It also contained an Easter egg that allowed users to access a not-especially accurate stopwatch mode.

Make love, not war

making love not war“Make love, not war!”
If given the file name argument, so that the command reads, it will pause and respond [[Make love, not war|]] before creating the file.
On the DEC PDP-10, typing the command "make love" would result in the response "not war?". This action was copied on some older versions of Unix. Some recent operating systems have brought the easter egg back, such as FreeBSD 7.0; as of /src/usr.bin/make/job.c version 1.126.2.1 if someone types "make love", the coding will answer "Not war".

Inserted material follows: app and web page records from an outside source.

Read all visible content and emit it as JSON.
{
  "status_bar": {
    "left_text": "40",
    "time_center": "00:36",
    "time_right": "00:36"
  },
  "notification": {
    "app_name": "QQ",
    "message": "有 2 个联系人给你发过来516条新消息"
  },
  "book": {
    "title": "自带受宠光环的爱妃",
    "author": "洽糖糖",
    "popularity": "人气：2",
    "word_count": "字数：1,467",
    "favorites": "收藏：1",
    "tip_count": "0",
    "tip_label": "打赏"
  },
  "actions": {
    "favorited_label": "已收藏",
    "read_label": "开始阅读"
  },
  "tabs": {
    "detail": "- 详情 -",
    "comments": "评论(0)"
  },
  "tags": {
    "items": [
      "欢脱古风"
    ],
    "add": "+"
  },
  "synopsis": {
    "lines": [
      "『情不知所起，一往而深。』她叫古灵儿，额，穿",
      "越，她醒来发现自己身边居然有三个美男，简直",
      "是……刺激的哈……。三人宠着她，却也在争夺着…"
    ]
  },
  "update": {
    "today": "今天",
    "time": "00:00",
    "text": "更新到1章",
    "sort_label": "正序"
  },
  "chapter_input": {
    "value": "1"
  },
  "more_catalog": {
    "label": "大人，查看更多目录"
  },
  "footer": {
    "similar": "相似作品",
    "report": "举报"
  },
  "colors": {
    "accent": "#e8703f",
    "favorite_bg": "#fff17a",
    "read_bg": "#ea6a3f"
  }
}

Microsoft Excel

ExcelXLSMS Excel
Easter eggs in the 1997 version of Microsoft Office include a hidden flight simulator in Microsoft Excel and a pinball game in Microsoft Word.
Also, an easter egg in Excel 4.0 reveals a hidden animation of a dancing set of numbers 1 through 3, representing Lotus 1-2-3, which was then crushed by an Excel logo.

Ardian Syaf

* Indonesian artist Ardian Syaf is known to engage in the practice of hiding Easter egg references to political figures in the backgrounds of his artwork.
Syaf is known to engage in the practice of hiding Easter egg references to political figures in the backgrounds of his artwork.

Ready Player One

novel of the same name2011 novelof the same name
In the novel Ready Player One and its film adaptation, several Easter eggs are discovered in video games in a virtual reality setting, in particular highlighting the Adventure Easter egg.
The story, set in a dystopia in 2044, follows protagonist Wade Watts on his search for an Easter egg in a worldwide virtual reality game, the discovery of which will lead him to inherit the game creator's fortune.

Hidden Mickey

50 Hidden Mickeysa peculiar Mickey Mouse shapeGolden Mickey Ears
Easter eggs may still appear in the content itself, such as a hidden Mickey in a Disney film or a real telephone number instead of a 555 fictitious telephone number.
Hidden Mickeys are slipped into many Disney animated films as Easter eggs.

Blink (Doctor Who)

Blinkan episode of ''Doctor WhoBlink" (''Doctor Who'')
The Doctor Who episode "Blink", in which the existence of video Easter eggs across a number of DVDs leads to solving the protagonists' dilemma.
Sparrow and her best friend's brother, Larry Nightingale (Finlay Robertson), must unravel a set of cryptic clues sent through time by the marooned Doctor, left in DVD Easter eggs.

List of Easter eggs in Microsoft products

easter eggoften contained Easter eggsSample text in Microsoft Word
List of Easter eggs in Microsoft products
Some of Microsoft's early products included hidden Easter eggs.

The Book of Mozilla

Book of Mozilla
The Book of Mozilla
The Book of Mozilla is a computer Easter egg found in the Netscape and Mozilla series of web browsers.

App Store (macOS)

Mac App StoreApp StoreMac AppStore
The first Easter egg to appear after his death was in a 2012 update to the Mac App Store for OS X Mountain Lion, in which downloaded apps were temporarily timestamped as "January 24, 1984", the date of the sales launch of the original Macintosh.
An update to Mac App Store for OS X Mountain Lion introduced an Easter egg in which, if one downloads an app from Mac App Store and goes to one's app folder before the app has finished downloading, one will see the app's timestamp as "January 24, 1984, at 2:00 AM," the date the original Macintosh went on sale.

Ready Player One (film)

Ready Player Onefilm adaptationits film adaptation
In the novel Ready Player One and its film adaptation, several Easter eggs are discovered in video games in a virtual reality setting, in particular highlighting the Adventure Easter egg.
After Halliday's death, a pre-recorded message left by his avatar Anorak announces a game, granting ownership of OASIS to the first to find the Golden Easter egg within it, which is locked behind a gate requiring three keys.